What Are the Elements of a Wrongful Death Case?
The sudden death of a loved one is always painful and traumatic. But when it occurs as the direct result of another person’s actions or negligence, it’s even more painful. When a person’s death is due to the negligence, recklessness, or willful misconduct of another person, the surviving family members may file a wrongful death lawsuit against that person. While monetary compensation won’t bring a loved one back, it can help relieve the financial burden such a sudden loss imposes on the surviving family members so they can focus on recovering from their anguish and finding a sense of normalcy. If the circumstances of a wrongful death would likely have resulted in a personal injury claim had the victim survived, the family members can successfully win a wrongful death case.
Before considering a wrongful death suit, it’s important to understand these 4 critical elements of a wrongful death case:
- Breach of duty of care
Wrongful death cases are civil suits, not criminal proceedings. Family members of victims may pursue a wrongful death case whether or not criminal charges are also pending, in progress, or after a criminal judgment.
Negligence in Wrongful Death Cases
In matters of personal injury and wrongful death, negligence is a failure to act with the care and diligence that a reasonable person would use under the same or similar circumstances. Some common examples of negligence leading to wrongful death cases include the following:
- Reckless or distracted driving that leads to a car accident
- Negligent property management or store management that leads to a slip-and-fall death
- Product manufacturers allowing the sale of defective or dangerous products
- Medical malpractice
When a person fails to take due diligence in situations that could cause harm to another, they leave themselves open to liability in the tragic event that their failure causes an accidental death.
Understanding Breach of Duty of Care in a Wrongful Death Case
In a wrongful death case, plaintiffs must show a breach of duty of care on the part of the defendant in the case. A “duty of care” owed to another person is the responsibility to act in a reasonable manner in a way that keeps others safe. Healthcare workers and doctors have a duty of care to keep patients in their care safe, and patients have a right to expect that duty. Drivers owe a duty of care to drive responsibly and follow traffic laws. When a person doesn’t take care to act in a manner that avoids foreseeable harm to another person and this results in a death, they are liable in a wrongful death lawsuit.
What is Causation in a Wrongful Death Case?
In wrongful death cases, the plaintiff must prove causation on the part of the person at fault. “Cause in fact” means the person’s actions directly caused the death, while “proximate cause” means the at-fault person bears responsibility for the death because the death was a foreseeable result of their action.
In a wrongful death case, a victim’s family must prove the defendant’s actions led to the death. For example, if a driver runs through a 4-way stop, it’s foreseeable that they could cause a crash with another vehicle in the intersection.
Damages in a Wrongful Death Case

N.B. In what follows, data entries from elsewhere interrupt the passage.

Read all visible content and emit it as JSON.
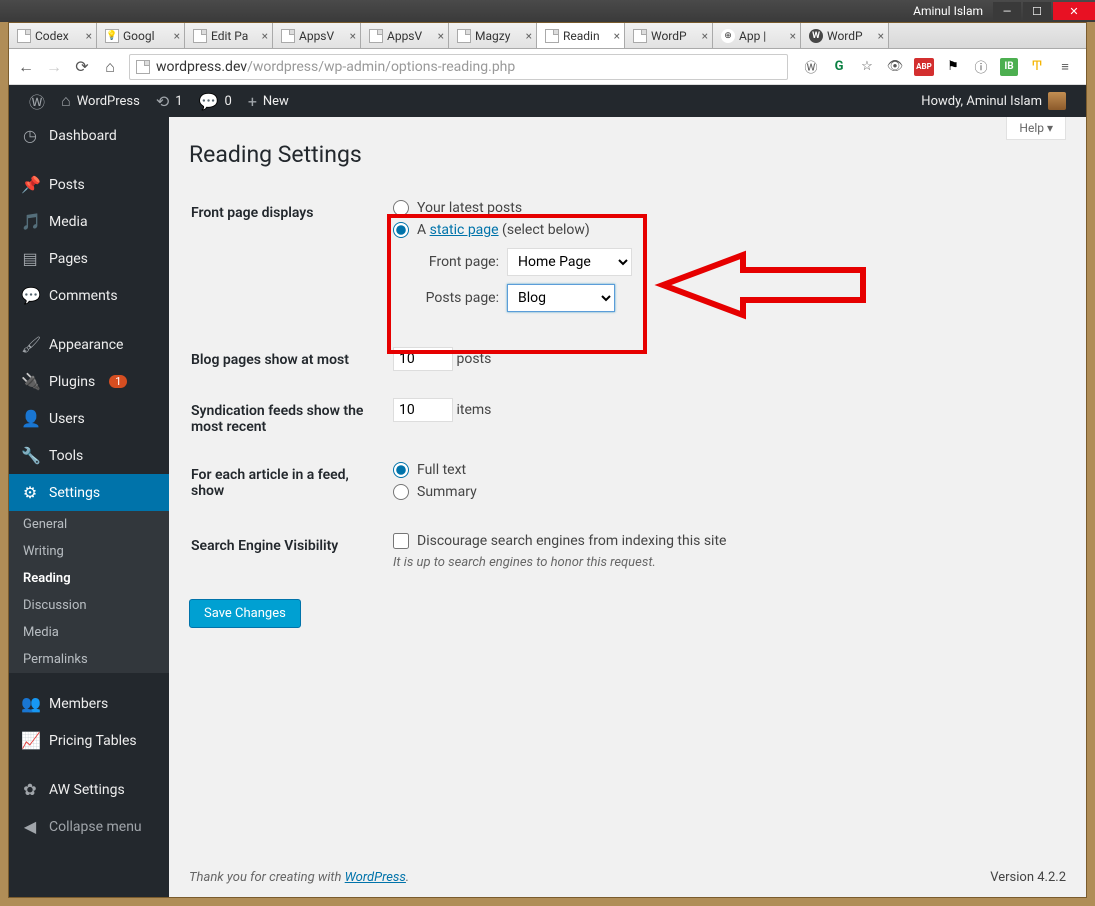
{
  "window": {
    "user": "Aminul Islam"
  },
  "tabs": [
    {
      "title": "Codex",
      "type": "generic"
    },
    {
      "title": "Googl",
      "type": "google"
    },
    {
      "title": "Edit Pa",
      "type": "generic"
    },
    {
      "title": "AppsV",
      "type": "generic"
    },
    {
      "title": "AppsV",
      "type": "generic"
    },
    {
      "title": "Magzy",
      "type": "generic"
    },
    {
      "title": "Readin",
      "type": "generic",
      "active": true
    },
    {
      "title": "WordP",
      "type": "generic"
    },
    {
      "title": "App |",
      "type": "app"
    },
    {
      "title": "WordP",
      "type": "wp"
    }
  ],
  "url": {
    "host": "wordpress.dev",
    "path": "/wordpress/wp-admin/options-reading.php"
  },
  "adminbar": {
    "site": "WordPress",
    "updates": "1",
    "comments": "0",
    "new": "New",
    "howdy": "Howdy, Aminul Islam"
  },
  "menu": {
    "dashboard": "Dashboard",
    "posts": "Posts",
    "media": "Media",
    "pages": "Pages",
    "comments": "Comments",
    "appearance": "Appearance",
    "plugins": "Plugins",
    "plugins_badge": "1",
    "users": "Users",
    "tools": "Tools",
    "settings": "Settings",
    "submenu": {
      "general": "General",
      "writing": "Writing",
      "reading": "Reading",
      "discussion": "Discussion",
      "media": "Media",
      "permalinks": "Permalinks"
    },
    "members": "Members",
    "pricing": "Pricing Tables",
    "aw": "AW Settings",
    "collapse": "Collapse menu"
  },
  "page": {
    "help": "Help ▾",
    "title": "Reading Settings",
    "labels": {
      "front_page_displays": "Front page displays",
      "latest_posts": "Your latest posts",
      "static_page_prefix": "A ",
      "static_page_link": "static page",
      "static_page_suffix": " (select below)",
      "front_page": "Front page:",
      "posts_page": "Posts page:",
      "front_page_select": "Home Page",
      "posts_page_select": "Blog",
      "blog_pages_show": "Blog pages show at most",
      "blog_pages_value": "10",
      "posts_word": "posts",
      "syndication": "Syndication feeds show the most recent",
      "syndication_value": "10",
      "items_word": "items",
      "feed_article": "For each article in a feed, show",
      "full_text": "Full text",
      "summary": "Summary",
      "search_visibility": "Search Engine Visibility",
      "discourage": "Discourage search engines from indexing this site",
      "discourage_desc": "It is up to search engines to honor this request.",
      "save": "Save Changes"
    },
    "footer": {
      "thanks_prefix": "Thank you for creating with ",
      "wp_link": "WordPress",
      "thanks_suffix": ".",
      "version": "Version 4.2.2"
    }
  }
}
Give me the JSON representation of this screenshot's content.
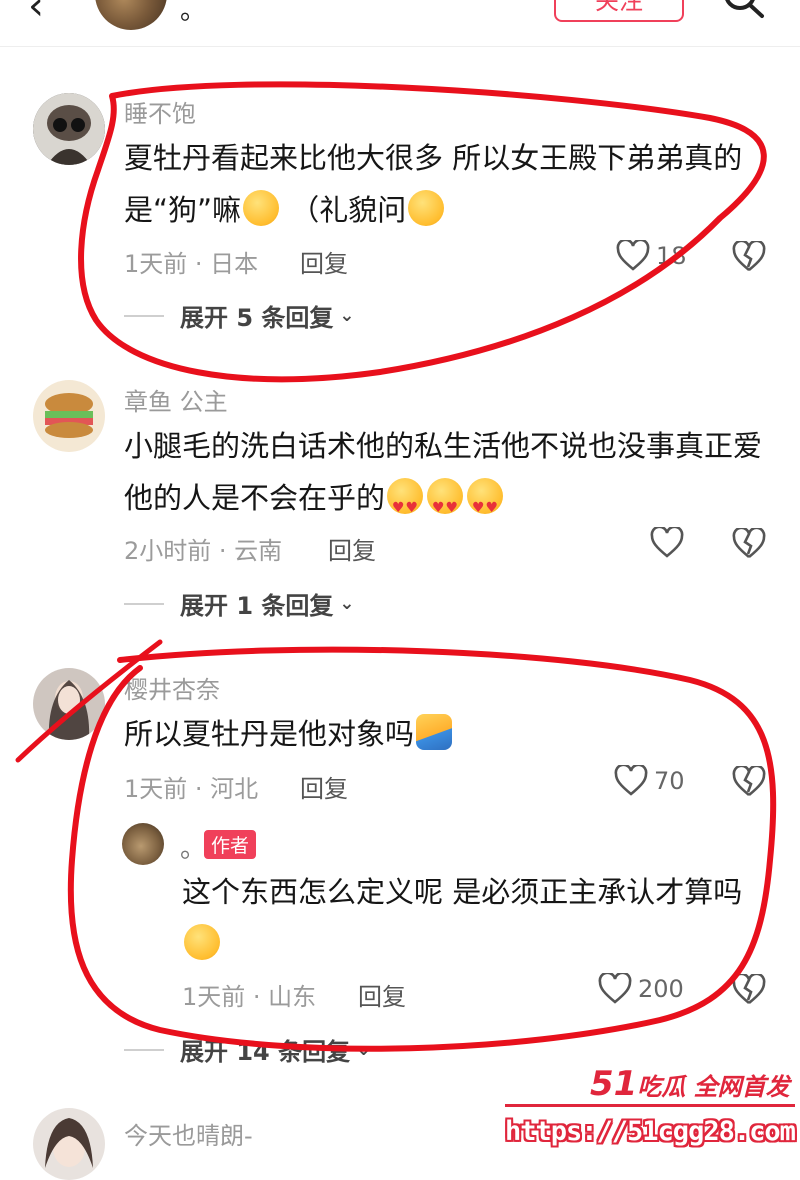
{
  "header": {
    "back_icon": "chevron-left-icon",
    "name": "。",
    "follow_label": "关注",
    "search_icon": "search-icon"
  },
  "comments": [
    {
      "user": "睡不饱",
      "text": "夏牡丹看起来比他大很多 所以女王殿下弟弟真的是“狗”嘛",
      "text_tail": "（礼貌问",
      "meta": "1天前 · 日本",
      "reply": "回复",
      "likes": "18",
      "expand": "展开 5 条回复"
    },
    {
      "user": "章鱼 公主",
      "text": "小腿毛的洗白话术他的私生活他不说也没事真正爱他的人是不会在乎的",
      "meta": "2小时前 · 云南",
      "reply": "回复",
      "likes": "",
      "expand": "展开 1 条回复"
    },
    {
      "user": "樱井杏奈",
      "text": "所以夏牡丹是他对象吗",
      "meta": "1天前 · 河北",
      "reply": "回复",
      "likes": "70",
      "author_reply": {
        "user": "。",
        "badge": "作者",
        "text": "这个东西怎么定义呢 是必须正主承认才算吗",
        "meta": "1天前 · 山东",
        "reply": "回复",
        "likes": "200"
      },
      "expand": "展开 14 条回复"
    },
    {
      "user": "今天也晴朗-"
    }
  ],
  "watermark": {
    "brand_num": "51",
    "brand_text": "吃瓜 全网首发",
    "url": "https://51cgg28.com"
  },
  "colors": {
    "accent": "#f0405a",
    "markup": "#e8101c",
    "watermark": "#e0263c"
  }
}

In a wrongful death case, a family member must prove damages caused by the liable party’s actions. In these claims, the individual must show that the wrongful death causes both economic and emotional suffering to the loved ones left behind. While it’s difficult to evaluate the monetary value of a loved one’s life, in court they must clearly define the losses by proving the following:
- Loss of income and future income
- Grief and anguish
- Medical bills
- Funeral expenses
- Loss of consortium (loss of the companionship and physical relationship of a spouse)
- For a parent, loss of care and guidance for children
If a case meets the burden of proof for these 4 elements of a wrongful death case it can move forward.
The legal system in Massachusetts can be difficult to navigate. An attorney skilled in wrongful death lawsuits can help the families of victims achieve justice for their lost loved one and gain the financial security they need to focus on recovering from their devastating loss.